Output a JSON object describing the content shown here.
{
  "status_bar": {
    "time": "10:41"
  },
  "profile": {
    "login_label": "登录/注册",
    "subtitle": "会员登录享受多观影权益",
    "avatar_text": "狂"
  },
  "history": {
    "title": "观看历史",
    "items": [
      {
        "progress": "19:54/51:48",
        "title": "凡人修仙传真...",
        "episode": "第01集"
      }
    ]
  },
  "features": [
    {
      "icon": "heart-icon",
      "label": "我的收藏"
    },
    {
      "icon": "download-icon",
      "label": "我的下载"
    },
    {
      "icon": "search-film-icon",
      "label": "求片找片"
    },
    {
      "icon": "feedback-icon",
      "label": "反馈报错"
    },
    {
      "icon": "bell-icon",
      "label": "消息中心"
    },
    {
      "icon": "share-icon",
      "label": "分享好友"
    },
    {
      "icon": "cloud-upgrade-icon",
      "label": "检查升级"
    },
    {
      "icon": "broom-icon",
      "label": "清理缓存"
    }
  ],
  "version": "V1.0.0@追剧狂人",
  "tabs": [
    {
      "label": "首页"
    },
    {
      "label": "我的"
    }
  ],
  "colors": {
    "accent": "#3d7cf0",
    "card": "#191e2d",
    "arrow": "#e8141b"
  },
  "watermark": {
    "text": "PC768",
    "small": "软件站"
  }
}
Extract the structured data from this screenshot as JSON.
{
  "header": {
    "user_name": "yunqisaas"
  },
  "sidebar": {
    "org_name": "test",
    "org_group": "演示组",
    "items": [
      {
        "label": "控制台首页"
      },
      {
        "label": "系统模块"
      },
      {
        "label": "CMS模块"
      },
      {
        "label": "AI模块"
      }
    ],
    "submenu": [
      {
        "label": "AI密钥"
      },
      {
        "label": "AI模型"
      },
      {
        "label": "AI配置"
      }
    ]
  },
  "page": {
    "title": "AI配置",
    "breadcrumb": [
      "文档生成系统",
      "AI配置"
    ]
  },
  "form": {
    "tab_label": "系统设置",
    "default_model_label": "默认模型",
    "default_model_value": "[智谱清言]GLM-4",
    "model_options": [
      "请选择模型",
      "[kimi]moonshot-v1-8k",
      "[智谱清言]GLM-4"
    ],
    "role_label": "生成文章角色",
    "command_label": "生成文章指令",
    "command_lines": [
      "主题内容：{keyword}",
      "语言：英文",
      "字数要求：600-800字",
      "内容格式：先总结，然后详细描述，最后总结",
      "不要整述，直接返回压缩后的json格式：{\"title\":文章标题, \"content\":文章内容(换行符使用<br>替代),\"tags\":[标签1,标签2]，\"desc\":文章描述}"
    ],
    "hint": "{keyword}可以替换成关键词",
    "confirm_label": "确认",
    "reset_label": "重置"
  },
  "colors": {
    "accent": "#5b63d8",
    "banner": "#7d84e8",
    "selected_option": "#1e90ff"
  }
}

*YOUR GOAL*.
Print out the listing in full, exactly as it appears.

*RESPONSE*.
Output a JSON object describing the content shown here.
{
  "status_bar": {
    "time": "10:41"
  },
  "profile": {
    "login_label": "登录/注册",
    "subtitle": "会员登录享受多观影权益",
    "avatar_text": "狂"
  },
  "history": {
    "title": "观看历史",
    "items": [
      {
        "progress": "19:54/51:48",
        "title": "凡人修仙传真...",
        "episode": "第01集"
      }
    ]
  },
  "features": [
    {
      "icon": "heart-icon",
      "label": "我的收藏"
    },
    {
      "icon": "download-icon",
      "label": "我的下载"
    },
    {
      "icon": "search-film-icon",
      "label": "求片找片"
    },
    {
      "icon": "feedback-icon",
      "label": "反馈报错"
    },
    {
      "icon": "bell-icon",
      "label": "消息中心"
    },
    {
      "icon": "share-icon",
      "label": "分享好友"
    },
    {
      "icon": "cloud-upgrade-icon",
      "label": "检查升级"
    },
    {
      "icon": "broom-icon",
      "label": "清理缓存"
    }
  ],
  "version": "V1.0.0@追剧狂人",
  "tabs": [
    {
      "label": "首页"
    },
    {
      "label": "我的"
    }
  ],
  "colors": {
    "accent": "#3d7cf0",
    "card": "#191e2d",
    "arrow": "#e8141b"
  },
  "watermark": {
    "text": "PC768",
    "small": "软件站"
  }
}
Extract the structured data from this screenshot as JSON.
{
  "header": {
    "user_name": "yunqisaas"
  },
  "sidebar": {
    "org_name": "test",
    "org_group": "演示组",
    "items": [
      {
        "label": "控制台首页"
      },
      {
        "label": "系统模块"
      },
      {
        "label": "CMS模块"
      },
      {
        "label": "AI模块"
      }
    ],
    "submenu": [
      {
        "label": "AI密钥"
      },
      {
        "label": "AI模型"
      },
      {
        "label": "AI配置"
      }
    ]
  },
  "page": {
    "title": "AI配置",
    "breadcrumb": [
      "文档生成系统",
      "AI配置"
    ]
  },
  "form": {
    "tab_label": "系统设置",
    "default_model_label": "默认模型",
    "default_model_value": "[智谱清言]GLM-4",
    "model_options": [
      "请选择模型",
      "[kimi]moonshot-v1-8k",
      "[智谱清言]GLM-4"
    ],
    "role_label": "生成文章角色",
    "command_label": "生成文章指令",
    "command_lines": [
      "主题内容：{keyword}",
      "语言：英文",
      "字数要求：600-800字",
      "内容格式：先总结，然后详细描述，最后总结",
      "不要整述，直接返回压缩后的json格式：{\"title\":文章标题, \"content\":文章内容(换行符使用<br>替代),\"tags\":[标签1,标签2]，\"desc\":文章描述}"
    ],
    "hint": "{keyword}可以替换成关键词",
    "confirm_label": "确认",
    "reset_label": "重置"
  },
  "colors": {
    "accent": "#5b63d8",
    "banner": "#7d84e8",
    "selected_option": "#1e90ff"
  }
}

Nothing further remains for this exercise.